Do fictional characters have human rights? Feminists working with the Japanese government apparently think so.
Media depictions of sexual violence against women constitute a violation of the human rights of women, and are a major obstacle to the creation of a gender-equal society.
Where violent or sexual media depictions of women are concerned, we must promote public understanding of this as a “human rights violation,” and ensure media are subjected to voluntary restraints.
Voluntary censorship of media depictions of sexual violence should be promoted, and laws including censorship of virtual sexual violence against women in DVDs, video and PC games should be considered.
Rarely has the concept of “human rights” been abused so egregiously as by the latest wave of feminist inspired moral panic over two dimensional media.
In fact even the most cursory consideration reveals censorship according to “virtual human rights” could easily threaten a complete elimination of freedom of expression – if fictional women and children have human rights, by extension even men may have them too, meaning any story dealing with nonconsensual violence against men (practically all fiction of any interest) involves massive human rights violations.
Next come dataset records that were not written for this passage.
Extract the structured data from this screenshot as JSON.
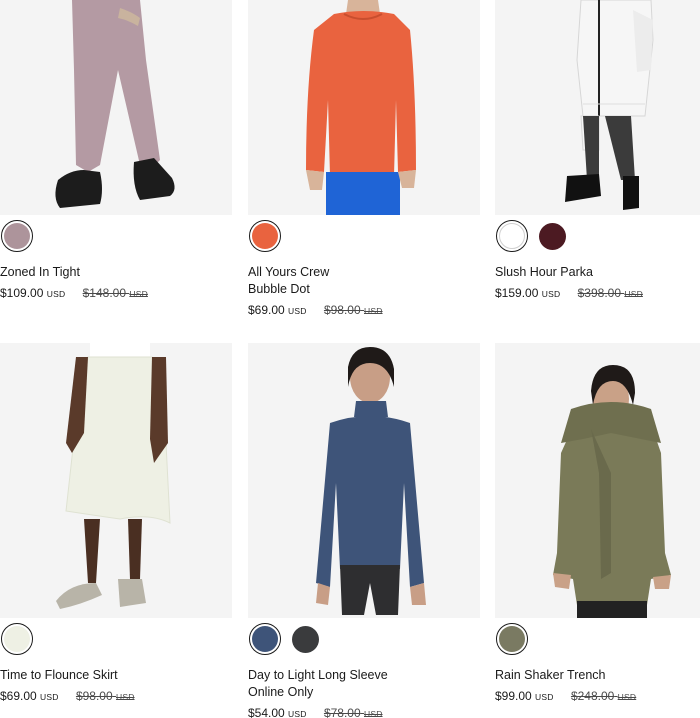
{
  "products": [
    {
      "name_lines": [
        "Zoned In Tight",
        ""
      ],
      "price": "$109.00",
      "currency": "USD",
      "original_price": "$148.00",
      "original_currency": "USD",
      "swatches": [
        {
          "color": "#ad949b",
          "selected": true
        }
      ],
      "image_icon": "leggings-photo"
    },
    {
      "name_lines": [
        "All Yours Crew",
        "Bubble Dot"
      ],
      "price": "$69.00",
      "currency": "USD",
      "original_price": "$98.00",
      "original_currency": "USD",
      "swatches": [
        {
          "color": "#e9633f",
          "selected": true
        }
      ],
      "image_icon": "sweatshirt-photo"
    },
    {
      "name_lines": [
        "Slush Hour Parka",
        ""
      ],
      "price": "$159.00",
      "currency": "USD",
      "original_price": "$398.00",
      "original_currency": "USD",
      "swatches": [
        {
          "color": "#ffffff",
          "selected": true
        },
        {
          "color": "#4c1a22",
          "selected": false
        }
      ],
      "image_icon": "parka-photo"
    },
    {
      "name_lines": [
        "Time to Flounce Skirt",
        ""
      ],
      "price": "$69.00",
      "currency": "USD",
      "original_price": "$98.00",
      "original_currency": "USD",
      "swatches": [
        {
          "color": "#eef0e4",
          "selected": true
        }
      ],
      "image_icon": "skirt-photo"
    },
    {
      "name_lines": [
        "Day to Light Long Sleeve",
        "Online Only"
      ],
      "price": "$54.00",
      "currency": "USD",
      "original_price": "$78.00",
      "original_currency": "USD",
      "swatches": [
        {
          "color": "#3e5479",
          "selected": true
        },
        {
          "color": "#3a3b3d",
          "selected": false
        }
      ],
      "image_icon": "long-sleeve-photo"
    },
    {
      "name_lines": [
        "Rain Shaker Trench",
        ""
      ],
      "price": "$99.00",
      "currency": "USD",
      "original_price": "$248.00",
      "original_currency": "USD",
      "swatches": [
        {
          "color": "#7a7a62",
          "selected": true
        }
      ],
      "image_icon": "trench-coat-photo"
    }
  ]
}
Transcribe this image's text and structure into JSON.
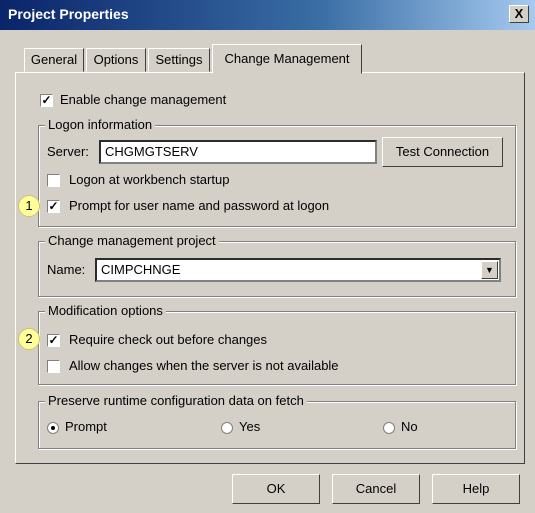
{
  "window": {
    "title": "Project Properties",
    "close_glyph": "X"
  },
  "tabs": [
    "General",
    "Options",
    "Settings",
    "Change Management"
  ],
  "enable_cm": {
    "label": "Enable change management",
    "checked": true
  },
  "logon": {
    "title": "Logon information",
    "server_label": "Server:",
    "server_value": "CHGMGTSERV",
    "test_button": "Test Connection",
    "logon_startup": {
      "label": "Logon at workbench startup",
      "checked": false
    },
    "prompt_user": {
      "label": "Prompt for user name and password at logon",
      "checked": true
    }
  },
  "project": {
    "title": "Change management project",
    "name_label": "Name:",
    "name_value": "CIMPCHNGE"
  },
  "modification": {
    "title": "Modification options",
    "require_checkout": {
      "label": "Require check out before changes",
      "checked": true
    },
    "allow_changes": {
      "label": "Allow changes when the server is not available",
      "checked": false
    }
  },
  "preserve": {
    "title": "Preserve runtime configuration data on fetch",
    "options": [
      "Prompt",
      "Yes",
      "No"
    ],
    "selected": "Prompt"
  },
  "buttons": {
    "ok": "OK",
    "cancel": "Cancel",
    "help": "Help"
  },
  "callouts": [
    "1",
    "2"
  ],
  "colors": {
    "titlebar": "#0a246a",
    "dialog": "#d4d0c8",
    "callout": "#ffff99"
  }
}
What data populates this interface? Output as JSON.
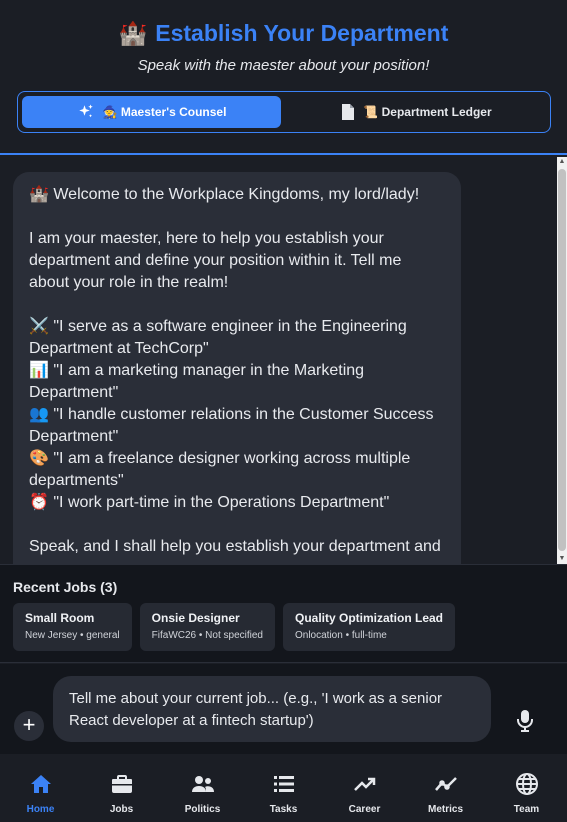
{
  "header": {
    "icon": "castle-icon",
    "title": "Establish Your Department",
    "subtitle": "Speak with the maester about your position!",
    "accent": "#3b82f6"
  },
  "tabs": [
    {
      "label": "🧙 Maester's Counsel",
      "icon": "sparkles-icon",
      "active": true
    },
    {
      "label": "📜 Department Ledger",
      "icon": "document-icon",
      "active": false
    }
  ],
  "message": {
    "text": "🏰 Welcome to the Workplace Kingdoms, my lord/lady!\n\nI am your maester, here to help you establish your department and define your position within it. Tell me about your role in the realm!\n\n⚔️ \"I serve as a software engineer in the Engineering Department at TechCorp\"\n📊 \"I am a marketing manager in the Marketing Department\"\n👥 \"I handle customer relations in the Customer Success Department\"\n🎨 \"I am a freelance designer working across multiple departments\"\n⏰ \"I work part-time in the Operations Department\"\n\nSpeak, and I shall help you establish your department and"
  },
  "recent_jobs": {
    "title": "Recent Jobs (3)",
    "items": [
      {
        "title": "Small Room",
        "meta": "New Jersey • general"
      },
      {
        "title": "Onsie Designer",
        "meta": "FifaWC26 • Not specified"
      },
      {
        "title": "Quality Optimization Lead",
        "meta": "Onlocation • full-time"
      }
    ]
  },
  "composer": {
    "plus": "+",
    "placeholder": "Tell me about your current job... (e.g., 'I work as a senior React developer at a fintech startup')"
  },
  "nav": [
    {
      "label": "Home",
      "icon": "home-icon",
      "active": true
    },
    {
      "label": "Jobs",
      "icon": "briefcase-icon",
      "active": false
    },
    {
      "label": "Politics",
      "icon": "people-icon",
      "active": false
    },
    {
      "label": "Tasks",
      "icon": "list-icon",
      "active": false
    },
    {
      "label": "Career",
      "icon": "trend-up-icon",
      "active": false
    },
    {
      "label": "Metrics",
      "icon": "line-chart-icon",
      "active": false
    },
    {
      "label": "Team",
      "icon": "globe-icon",
      "active": false
    }
  ]
}
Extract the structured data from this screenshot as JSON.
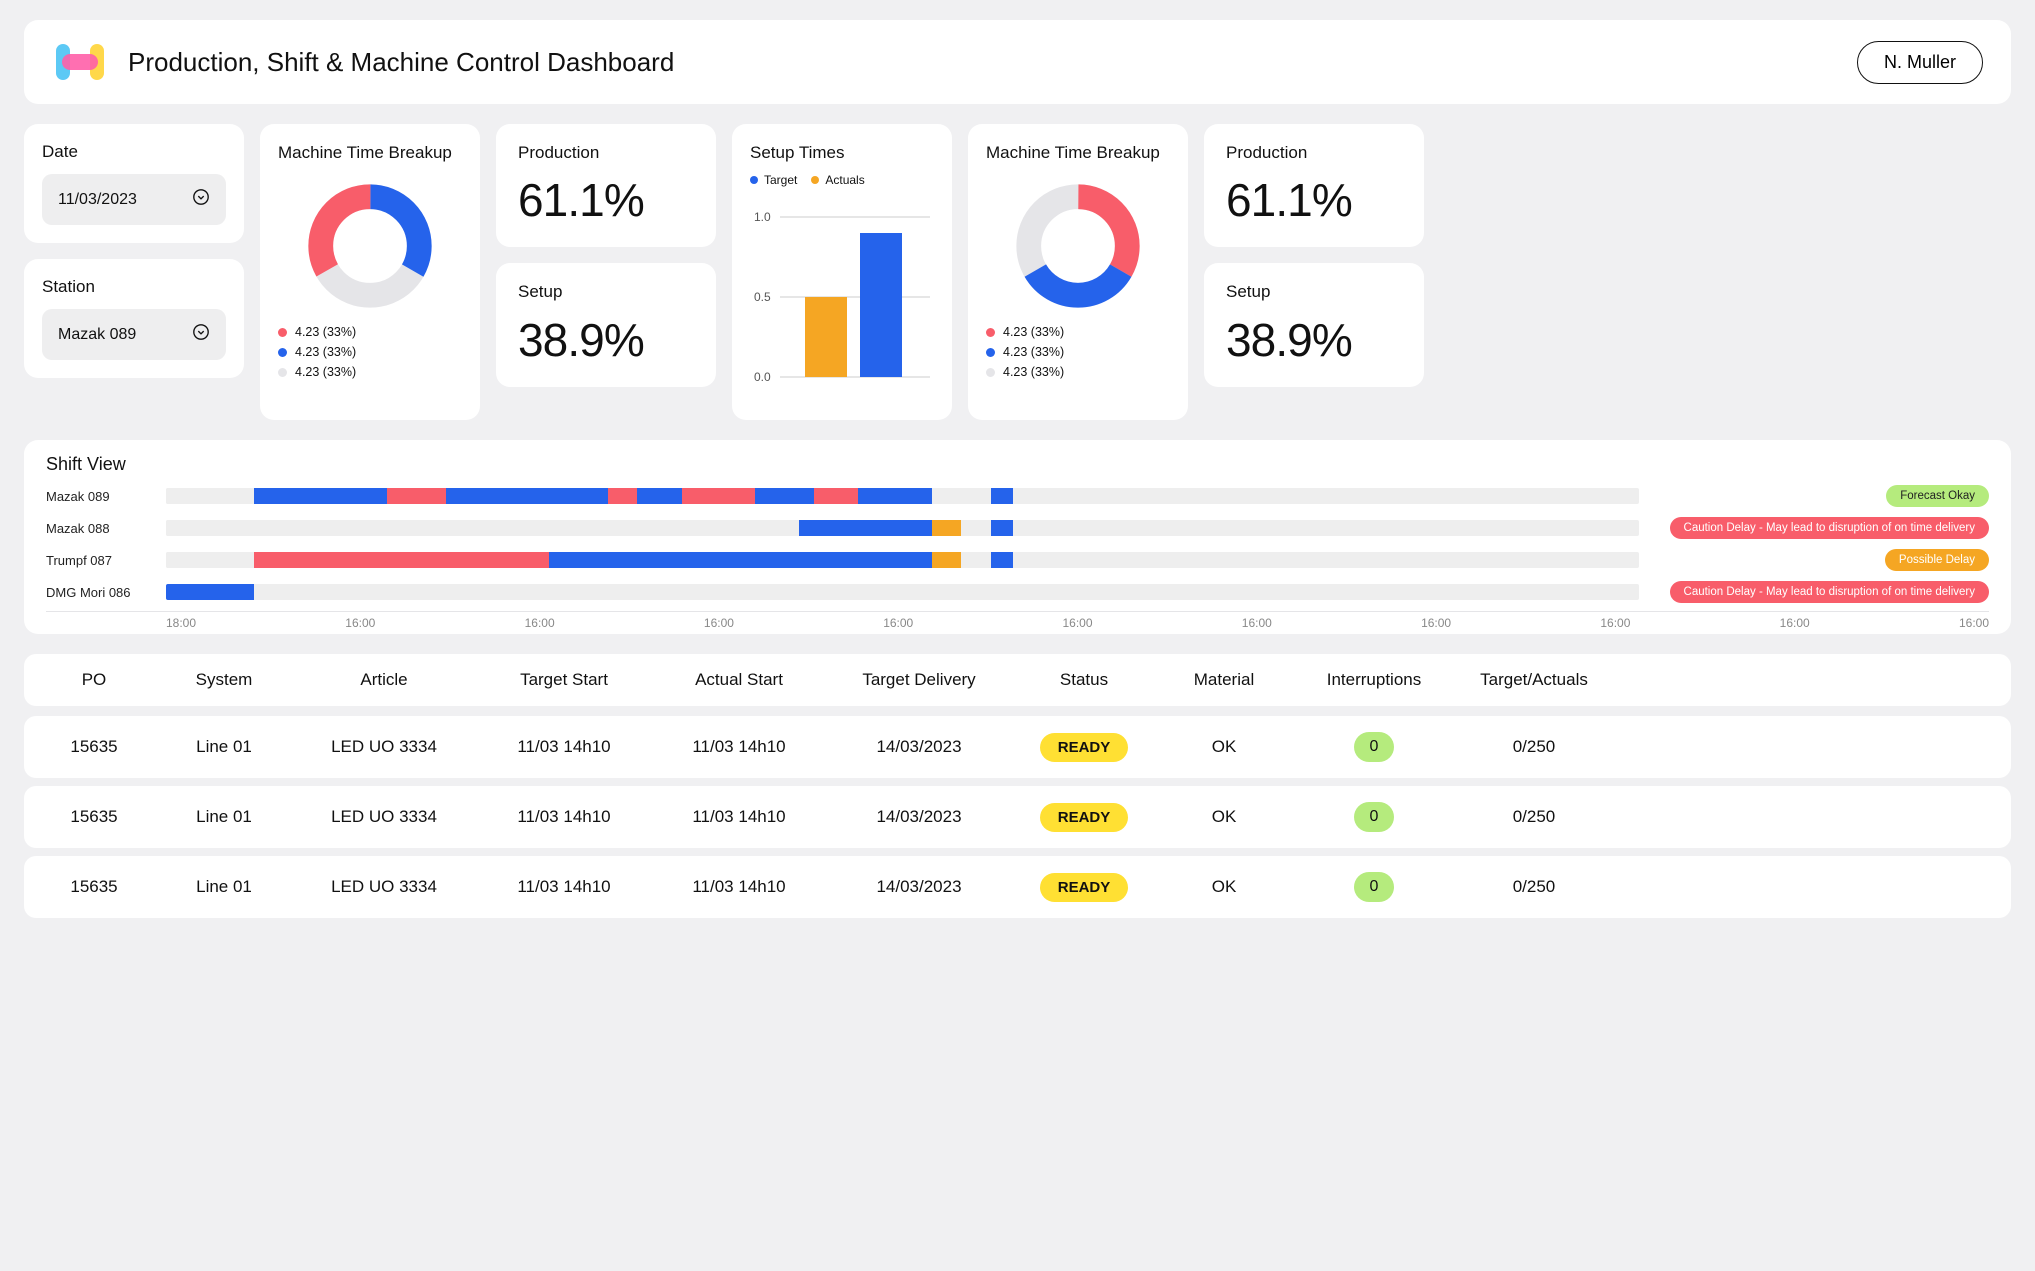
{
  "header": {
    "title": "Production, Shift & Machine Control Dashboard",
    "user": "N. Muller"
  },
  "filters": {
    "date_label": "Date",
    "date_value": "11/03/2023",
    "station_label": "Station",
    "station_value": "Mazak 089"
  },
  "donut1": {
    "title": "Machine Time Breakup",
    "legend": [
      {
        "color": "#f85d6a",
        "label": "4.23 (33%)"
      },
      {
        "color": "#2563eb",
        "label": "4.23 (33%)"
      },
      {
        "color": "#e5e5e8",
        "label": "4.23 (33%)"
      }
    ]
  },
  "donut2": {
    "title": "Machine Time Breakup",
    "legend": [
      {
        "color": "#f85d6a",
        "label": "4.23 (33%)"
      },
      {
        "color": "#2563eb",
        "label": "4.23 (33%)"
      },
      {
        "color": "#e5e5e8",
        "label": "4.23 (33%)"
      }
    ]
  },
  "stats1": {
    "production_label": "Production",
    "production_value": "61.1%",
    "setup_label": "Setup",
    "setup_value": "38.9%"
  },
  "stats2": {
    "production_label": "Production",
    "production_value": "61.1%",
    "setup_label": "Setup",
    "setup_value": "38.9%"
  },
  "setup_times": {
    "title": "Setup Times",
    "legend_target": "Target",
    "legend_actuals": "Actuals",
    "y_ticks": [
      "1.0",
      "0.5",
      "0.0"
    ]
  },
  "shift": {
    "title": "Shift View",
    "machines": [
      "Mazak 089",
      "Mazak 088",
      "Trumpf 087",
      "DMG Mori 086"
    ],
    "badges": [
      {
        "class": "green",
        "text": "Forecast Okay"
      },
      {
        "class": "red",
        "text": "Caution Delay - May lead to disruption of on time delivery"
      },
      {
        "class": "orange",
        "text": "Possible Delay"
      },
      {
        "class": "red",
        "text": "Caution Delay - May lead to disruption of on time delivery"
      }
    ],
    "axis": [
      "18:00",
      "16:00",
      "16:00",
      "16:00",
      "16:00",
      "16:00",
      "16:00",
      "16:00",
      "16:00",
      "16:00",
      "16:00"
    ]
  },
  "table": {
    "cols": [
      "PO",
      "System",
      "Article",
      "Target Start",
      "Actual Start",
      "Target Delivery",
      "Status",
      "Material",
      "Interruptions",
      "Target/Actuals"
    ],
    "rows": [
      {
        "po": "15635",
        "system": "Line 01",
        "article": "LED UO 3334",
        "tstart": "11/03 14h10",
        "astart": "11/03 14h10",
        "tdeliv": "14/03/2023",
        "status": "READY",
        "material": "OK",
        "interrupt": "0",
        "ta": "0/250"
      },
      {
        "po": "15635",
        "system": "Line 01",
        "article": "LED UO 3334",
        "tstart": "11/03 14h10",
        "astart": "11/03 14h10",
        "tdeliv": "14/03/2023",
        "status": "READY",
        "material": "OK",
        "interrupt": "0",
        "ta": "0/250"
      },
      {
        "po": "15635",
        "system": "Line 01",
        "article": "LED UO 3334",
        "tstart": "11/03 14h10",
        "astart": "11/03 14h10",
        "tdeliv": "14/03/2023",
        "status": "READY",
        "material": "OK",
        "interrupt": "0",
        "ta": "0/250"
      }
    ]
  },
  "chart_data": [
    {
      "type": "pie",
      "title": "Machine Time Breakup",
      "series": [
        {
          "name": "Red",
          "value": 4.23,
          "percent": 33,
          "color": "#f85d6a"
        },
        {
          "name": "Blue",
          "value": 4.23,
          "percent": 33,
          "color": "#2563eb"
        },
        {
          "name": "Grey",
          "value": 4.23,
          "percent": 33,
          "color": "#e5e5e8"
        }
      ]
    },
    {
      "type": "bar",
      "title": "Setup Times",
      "categories": [
        "Actuals",
        "Target"
      ],
      "series": [
        {
          "name": "Actuals",
          "values": [
            0.5
          ],
          "color": "#f5a623"
        },
        {
          "name": "Target",
          "values": [
            0.9
          ],
          "color": "#2563eb"
        }
      ],
      "ylim": [
        0,
        1.0
      ],
      "y_ticks": [
        0.0,
        0.5,
        1.0
      ]
    },
    {
      "type": "pie",
      "title": "Machine Time Breakup",
      "series": [
        {
          "name": "Red",
          "value": 4.23,
          "percent": 33,
          "color": "#f85d6a"
        },
        {
          "name": "Blue",
          "value": 4.23,
          "percent": 33,
          "color": "#2563eb"
        },
        {
          "name": "Grey",
          "value": 4.23,
          "percent": 33,
          "color": "#e5e5e8"
        }
      ]
    }
  ]
}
Indeed, any criticism of the brave defenders of the rights of non-existent people might as well be condemned as promoting human rights violations.
The fundamental irony of using the rubric of “human rights” to rob people of one of their most fundamental rights seems lost on the advocates of this new wave of moral hysteria – hardly surprising considering it appears they have simply decided to parrot a serious sounding UN buzzword in the hopes of giving their extremist writings an air of legal credibility, with no appreciation of the ridiculousness of what they are saying.